In Minnesota, a debt collection lawsuit begins when the defendant is served. “Served” is just a fancy legal word that basically means “delivered”. There are two main ways you can be served by a debt collector: (1) by having the lawsuit handed to you personally; or (2) by having it left at your home with someone of appropriate age. Once you’ve been served, you have 20 days to answer the lawsuit. An answer is a formal legal document that responds to the allegations in the complaint.
If you don’t respond within 20 days of being served by a debt collector, they can apply for a default judgment. The court considers all of the allegations in the complaint to be true and gives your opponent whatever they are asking for. In other words, your opponent wins not because they have a better case, but because you didn’t participate. In debt collection cases, a default judgment is entered administratively by a court clerk without a judge ever seeing the case. Debt buyers love to get default judgments against consumer because they don’t have to present any evidence to a judge.
A judgment, whether entered by default or otherwise, is a court ruling that you owe the money.
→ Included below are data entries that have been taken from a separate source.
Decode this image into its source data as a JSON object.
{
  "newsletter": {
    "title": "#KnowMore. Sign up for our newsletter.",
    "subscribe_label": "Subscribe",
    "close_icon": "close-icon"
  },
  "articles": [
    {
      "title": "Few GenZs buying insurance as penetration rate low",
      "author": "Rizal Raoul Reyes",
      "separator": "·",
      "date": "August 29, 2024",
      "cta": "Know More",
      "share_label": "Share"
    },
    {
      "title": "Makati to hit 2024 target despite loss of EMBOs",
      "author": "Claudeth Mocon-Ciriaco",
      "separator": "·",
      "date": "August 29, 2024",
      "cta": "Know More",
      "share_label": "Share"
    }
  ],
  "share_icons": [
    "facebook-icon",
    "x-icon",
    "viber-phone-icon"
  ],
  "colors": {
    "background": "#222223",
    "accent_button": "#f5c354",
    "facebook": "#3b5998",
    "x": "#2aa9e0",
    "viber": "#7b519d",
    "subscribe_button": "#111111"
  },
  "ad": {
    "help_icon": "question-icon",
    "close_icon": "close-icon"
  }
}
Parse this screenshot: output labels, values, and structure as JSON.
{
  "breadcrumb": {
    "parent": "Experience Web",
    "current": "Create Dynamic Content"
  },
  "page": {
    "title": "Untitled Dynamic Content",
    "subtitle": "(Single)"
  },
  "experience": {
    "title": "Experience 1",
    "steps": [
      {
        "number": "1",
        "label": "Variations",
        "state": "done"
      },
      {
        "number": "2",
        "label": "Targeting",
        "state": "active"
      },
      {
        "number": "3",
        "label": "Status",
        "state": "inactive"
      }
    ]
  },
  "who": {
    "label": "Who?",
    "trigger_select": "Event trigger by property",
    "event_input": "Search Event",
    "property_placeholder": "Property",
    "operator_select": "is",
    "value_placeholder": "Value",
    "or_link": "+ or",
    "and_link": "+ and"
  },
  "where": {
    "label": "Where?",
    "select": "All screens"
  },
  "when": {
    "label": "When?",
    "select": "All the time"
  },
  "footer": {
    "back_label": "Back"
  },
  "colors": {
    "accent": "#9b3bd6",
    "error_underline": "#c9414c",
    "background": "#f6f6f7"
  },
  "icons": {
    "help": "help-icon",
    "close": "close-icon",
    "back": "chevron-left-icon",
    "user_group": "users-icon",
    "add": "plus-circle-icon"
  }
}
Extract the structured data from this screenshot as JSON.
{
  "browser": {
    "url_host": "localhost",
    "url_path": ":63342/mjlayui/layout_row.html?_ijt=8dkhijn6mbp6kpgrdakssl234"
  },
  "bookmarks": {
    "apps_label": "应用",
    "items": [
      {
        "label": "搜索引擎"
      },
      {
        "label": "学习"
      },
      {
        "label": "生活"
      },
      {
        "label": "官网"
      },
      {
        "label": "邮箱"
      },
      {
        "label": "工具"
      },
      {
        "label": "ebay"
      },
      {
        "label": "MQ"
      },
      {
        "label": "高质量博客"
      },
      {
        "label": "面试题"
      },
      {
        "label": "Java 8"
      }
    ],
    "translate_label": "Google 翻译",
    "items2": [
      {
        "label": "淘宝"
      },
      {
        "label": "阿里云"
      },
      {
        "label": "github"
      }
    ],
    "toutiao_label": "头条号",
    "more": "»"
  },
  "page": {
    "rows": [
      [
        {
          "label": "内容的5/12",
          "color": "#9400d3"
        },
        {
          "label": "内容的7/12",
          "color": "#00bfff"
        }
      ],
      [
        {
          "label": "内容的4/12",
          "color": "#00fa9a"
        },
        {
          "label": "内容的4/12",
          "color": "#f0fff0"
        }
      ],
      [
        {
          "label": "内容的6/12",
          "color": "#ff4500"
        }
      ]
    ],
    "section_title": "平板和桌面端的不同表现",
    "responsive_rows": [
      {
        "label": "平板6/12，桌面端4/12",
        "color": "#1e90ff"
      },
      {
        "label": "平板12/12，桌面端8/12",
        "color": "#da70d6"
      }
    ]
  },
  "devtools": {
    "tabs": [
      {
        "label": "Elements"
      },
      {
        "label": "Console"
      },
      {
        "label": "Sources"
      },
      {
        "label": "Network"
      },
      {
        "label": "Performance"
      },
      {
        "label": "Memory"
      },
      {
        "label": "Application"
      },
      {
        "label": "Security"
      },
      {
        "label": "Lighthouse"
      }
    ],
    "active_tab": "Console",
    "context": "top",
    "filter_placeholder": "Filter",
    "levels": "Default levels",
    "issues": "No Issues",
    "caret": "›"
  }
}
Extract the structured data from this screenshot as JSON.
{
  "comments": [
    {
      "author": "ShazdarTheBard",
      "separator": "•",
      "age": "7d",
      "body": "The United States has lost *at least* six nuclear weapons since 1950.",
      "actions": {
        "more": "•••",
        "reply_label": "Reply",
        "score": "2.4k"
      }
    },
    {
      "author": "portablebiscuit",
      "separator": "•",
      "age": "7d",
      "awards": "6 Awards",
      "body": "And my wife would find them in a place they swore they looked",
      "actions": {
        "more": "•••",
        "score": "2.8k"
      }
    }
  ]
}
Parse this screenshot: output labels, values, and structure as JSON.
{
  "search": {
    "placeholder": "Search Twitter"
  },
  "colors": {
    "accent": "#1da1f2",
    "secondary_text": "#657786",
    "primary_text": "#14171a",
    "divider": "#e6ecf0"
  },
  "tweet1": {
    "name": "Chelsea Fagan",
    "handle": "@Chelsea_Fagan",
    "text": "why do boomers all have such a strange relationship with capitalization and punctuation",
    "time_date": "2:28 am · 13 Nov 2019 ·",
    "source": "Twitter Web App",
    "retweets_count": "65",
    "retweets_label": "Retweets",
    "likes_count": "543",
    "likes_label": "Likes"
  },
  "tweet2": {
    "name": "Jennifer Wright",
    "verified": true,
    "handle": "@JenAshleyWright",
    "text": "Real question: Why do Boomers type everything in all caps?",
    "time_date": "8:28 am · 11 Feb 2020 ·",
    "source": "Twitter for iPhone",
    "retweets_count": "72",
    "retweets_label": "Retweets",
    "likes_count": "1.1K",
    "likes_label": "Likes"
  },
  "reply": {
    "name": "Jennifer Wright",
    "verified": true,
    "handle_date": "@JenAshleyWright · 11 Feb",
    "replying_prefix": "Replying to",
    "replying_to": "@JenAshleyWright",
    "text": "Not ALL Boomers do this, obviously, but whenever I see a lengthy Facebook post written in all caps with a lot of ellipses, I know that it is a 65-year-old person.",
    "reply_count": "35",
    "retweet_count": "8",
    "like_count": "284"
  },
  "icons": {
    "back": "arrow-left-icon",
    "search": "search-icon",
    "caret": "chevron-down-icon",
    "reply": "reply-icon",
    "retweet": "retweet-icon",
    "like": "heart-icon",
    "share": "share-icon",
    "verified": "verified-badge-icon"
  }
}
And once a debt collector has a judgment, they have the power to garnish your bank account and your paycheck. Although judgments can sometimes be overturned, for the most part they are final. That’s why its so important to answer the lawsuit within the 20 days. If you don’t, you no longer can raise any defenses and will probably have to either negotiate a settlement or payment plan with the debt collector or, if the situation is serious enough, consider bankruptcy.